Format

Send to

Choose Destination
J Exp Med. 2008 Sep 29;205(10):2409-17. doi: 10.1084/jem.20081188. Epub 2008 Sep 22.

Transient high glucose causes persistent epigenetic changes and altered gene expression during subsequent normoglycemia.

Author information

1
Diabetes and Metabolism Division, Baker Epigenetics in Human Health and Disease, Baker IDI Heart and Diabetes Institute, Alfred Medical Research and Education Precinct, Melbourne, Victoria 3004, Australia. assam.el-osta@bakeridi.edu.au

Erratum in

  • J Exp Med. 2008 Oct 27;205(11):2683.

Abstract

The current goal of diabetes therapy is to reduce time-averaged mean levels of glycemia, measured as HbA1c, to prevent diabetic complications. However, HbA1c only explains <25% of the variation in risk of developing complications. Because HbA1c does not correlate with glycemic variability when adjusted for mean blood glucose, we hypothesized that transient spikes of hyperglycemia may be an HbA1c-independent risk factor for diabetic complications. We show that transient hyperglycemia induces long-lasting activating epigenetic changes in the promoter of the nuclear factor kappaB (NF-kappaB) subunit p65 in aortic endothelial cells both in vitro and in nondiabetic mice, which cause increased p65 gene expression. Both the epigenetic changes and the gene expression changes persist for at least 6 d of subsequent normal glycemia, as do NF-kappaB-induced increases in monocyte chemoattractant protein 1 and vascular cell adhesion molecule 1 expression. Hyperglycemia-induced epigenetic changes and increased p65 expression are prevented by reducing mitochondrial superoxide production or superoxide-induced alpha-oxoaldehydes. These results highlight the dramatic and long-lasting effects that short-term hyperglycemic spikes can have on vascular cells and suggest that transient spikes of hyperglycemia may be an HbA1c-independent risk factor for diabetic complications.
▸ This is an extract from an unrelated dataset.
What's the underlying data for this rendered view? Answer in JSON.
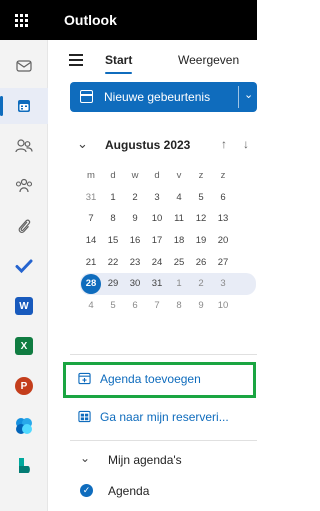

PMID:
18809715
PMCID:
PMC2556800
DOI:
10.1084/jem.20081188
[Indexed for MEDLINE]
Free PMC Article

Publication types, MeSH terms, Substances, Grant support

Supplemental Content

Full text links

Icon for HighWire Icon for PubMed Central
Loading ...
Support Center